The concept of mental voyage is expressed through the small paragraph of text. The four sentences create momentum using enjambment and truncated sentences.This is clearly seen in “Let it go. Let it out.

Let it all unravel. Let it free and it can be A path on which to travel. ” This is also coupled with anaphoric phrasing and an alternating rhyming scheme to generate a literary tempo. The deliberate length, layout and wording of these few sentences produces an effect of flow and rhythm. This effect reinforces and highlights the “flow” factor expressed in the imaginative journey and further adds to the fictitious flowing of an imaginative path as displayed in the salient image.The visual representation and selection of colours of the cartoon provides a greater understanding and insight into what this cartoon is signifying.

Juxtaposing colours draw the eyes towards the most predominant part of the cartoon- the linear path on which the man is walking. This path is white- a colour connoting purity, knowledge and wisdom. It is bright and illuminated, as opposed to the foreground, background and the sky, which are all flushed with black and deep greys.These colours connote the idea of desolate emptiness, a “dark area” of unknown and indefiniteness. The contrast of colours emphasizes the path- the absence of knowledge is pierced by a thought path, giving purpose and direction through the immense wasteland.

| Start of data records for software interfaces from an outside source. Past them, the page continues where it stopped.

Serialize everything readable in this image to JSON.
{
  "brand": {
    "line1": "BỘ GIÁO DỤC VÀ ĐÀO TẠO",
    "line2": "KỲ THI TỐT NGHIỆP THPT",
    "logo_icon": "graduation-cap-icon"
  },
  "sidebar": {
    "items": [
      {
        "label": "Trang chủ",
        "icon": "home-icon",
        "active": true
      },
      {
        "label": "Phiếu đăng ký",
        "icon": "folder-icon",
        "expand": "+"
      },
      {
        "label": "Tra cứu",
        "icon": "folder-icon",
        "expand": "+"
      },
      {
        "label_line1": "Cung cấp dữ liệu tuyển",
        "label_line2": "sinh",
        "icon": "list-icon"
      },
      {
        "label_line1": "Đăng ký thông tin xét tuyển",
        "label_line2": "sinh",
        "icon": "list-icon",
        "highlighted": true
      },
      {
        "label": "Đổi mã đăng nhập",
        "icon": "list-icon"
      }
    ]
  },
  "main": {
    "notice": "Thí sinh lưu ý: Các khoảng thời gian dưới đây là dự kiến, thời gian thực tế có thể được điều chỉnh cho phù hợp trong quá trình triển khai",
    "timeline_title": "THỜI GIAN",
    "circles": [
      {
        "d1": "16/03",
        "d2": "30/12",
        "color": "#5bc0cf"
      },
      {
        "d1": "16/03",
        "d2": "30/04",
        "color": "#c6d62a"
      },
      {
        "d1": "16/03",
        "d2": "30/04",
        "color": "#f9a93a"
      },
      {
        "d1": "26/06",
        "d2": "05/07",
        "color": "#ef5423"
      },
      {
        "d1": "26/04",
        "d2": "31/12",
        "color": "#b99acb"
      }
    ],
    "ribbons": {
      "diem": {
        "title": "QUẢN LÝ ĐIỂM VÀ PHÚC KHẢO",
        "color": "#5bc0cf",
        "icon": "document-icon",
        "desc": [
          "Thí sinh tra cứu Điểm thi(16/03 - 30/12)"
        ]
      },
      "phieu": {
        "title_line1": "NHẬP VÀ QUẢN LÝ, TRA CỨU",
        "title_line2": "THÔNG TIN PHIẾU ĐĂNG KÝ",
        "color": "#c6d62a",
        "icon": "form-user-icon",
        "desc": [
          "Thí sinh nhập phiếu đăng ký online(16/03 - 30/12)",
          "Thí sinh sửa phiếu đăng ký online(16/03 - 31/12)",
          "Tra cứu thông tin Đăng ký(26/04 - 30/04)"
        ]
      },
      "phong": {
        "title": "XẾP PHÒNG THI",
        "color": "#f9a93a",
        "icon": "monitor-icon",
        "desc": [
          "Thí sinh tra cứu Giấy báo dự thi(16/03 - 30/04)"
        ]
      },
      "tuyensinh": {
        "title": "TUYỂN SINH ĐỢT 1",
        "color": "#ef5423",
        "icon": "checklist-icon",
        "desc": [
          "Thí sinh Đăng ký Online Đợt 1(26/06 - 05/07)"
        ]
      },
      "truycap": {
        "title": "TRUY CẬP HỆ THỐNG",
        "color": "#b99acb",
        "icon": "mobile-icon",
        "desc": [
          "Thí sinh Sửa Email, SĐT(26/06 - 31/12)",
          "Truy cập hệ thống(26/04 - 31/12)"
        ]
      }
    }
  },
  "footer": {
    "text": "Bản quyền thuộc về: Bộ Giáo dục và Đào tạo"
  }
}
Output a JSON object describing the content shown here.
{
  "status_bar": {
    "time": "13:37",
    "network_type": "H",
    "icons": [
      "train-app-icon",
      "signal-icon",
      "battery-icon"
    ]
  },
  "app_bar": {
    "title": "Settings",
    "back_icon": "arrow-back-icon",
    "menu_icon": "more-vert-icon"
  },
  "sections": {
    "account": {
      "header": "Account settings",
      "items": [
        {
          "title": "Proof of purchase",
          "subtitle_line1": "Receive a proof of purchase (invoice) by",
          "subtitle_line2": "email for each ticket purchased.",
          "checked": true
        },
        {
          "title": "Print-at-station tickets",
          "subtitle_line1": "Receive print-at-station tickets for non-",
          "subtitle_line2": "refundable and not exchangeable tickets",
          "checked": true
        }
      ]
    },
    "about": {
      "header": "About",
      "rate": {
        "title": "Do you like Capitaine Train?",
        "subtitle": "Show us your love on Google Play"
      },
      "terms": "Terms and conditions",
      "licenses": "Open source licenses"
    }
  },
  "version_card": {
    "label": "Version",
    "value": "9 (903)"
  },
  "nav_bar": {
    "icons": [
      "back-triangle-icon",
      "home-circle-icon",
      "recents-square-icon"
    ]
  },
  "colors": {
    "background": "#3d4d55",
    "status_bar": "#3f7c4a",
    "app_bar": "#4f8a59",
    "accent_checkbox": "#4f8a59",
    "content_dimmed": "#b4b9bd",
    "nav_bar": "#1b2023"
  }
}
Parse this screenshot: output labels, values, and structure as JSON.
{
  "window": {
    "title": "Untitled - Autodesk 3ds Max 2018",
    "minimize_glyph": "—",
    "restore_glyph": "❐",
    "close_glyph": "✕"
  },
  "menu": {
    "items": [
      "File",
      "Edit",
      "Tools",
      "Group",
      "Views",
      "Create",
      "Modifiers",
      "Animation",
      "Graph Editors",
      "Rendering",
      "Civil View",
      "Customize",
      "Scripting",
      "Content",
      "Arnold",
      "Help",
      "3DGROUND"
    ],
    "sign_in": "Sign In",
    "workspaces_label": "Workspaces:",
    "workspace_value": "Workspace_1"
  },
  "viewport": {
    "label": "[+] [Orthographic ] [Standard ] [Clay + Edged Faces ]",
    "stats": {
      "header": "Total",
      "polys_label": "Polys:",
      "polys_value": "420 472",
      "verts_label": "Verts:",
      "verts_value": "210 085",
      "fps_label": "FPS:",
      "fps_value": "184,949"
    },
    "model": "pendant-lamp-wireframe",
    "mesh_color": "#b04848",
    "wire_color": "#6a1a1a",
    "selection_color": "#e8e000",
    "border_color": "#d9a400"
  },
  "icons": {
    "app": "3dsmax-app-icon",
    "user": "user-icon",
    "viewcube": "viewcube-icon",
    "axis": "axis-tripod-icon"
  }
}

It demonstrates that the imagination is a vehicle for a journey. Following this vector, it draws the eyes towards the figure walking along the path. It is apparent that this path, erupting from the skull of the person has a double meaning, proving it is a visual pun.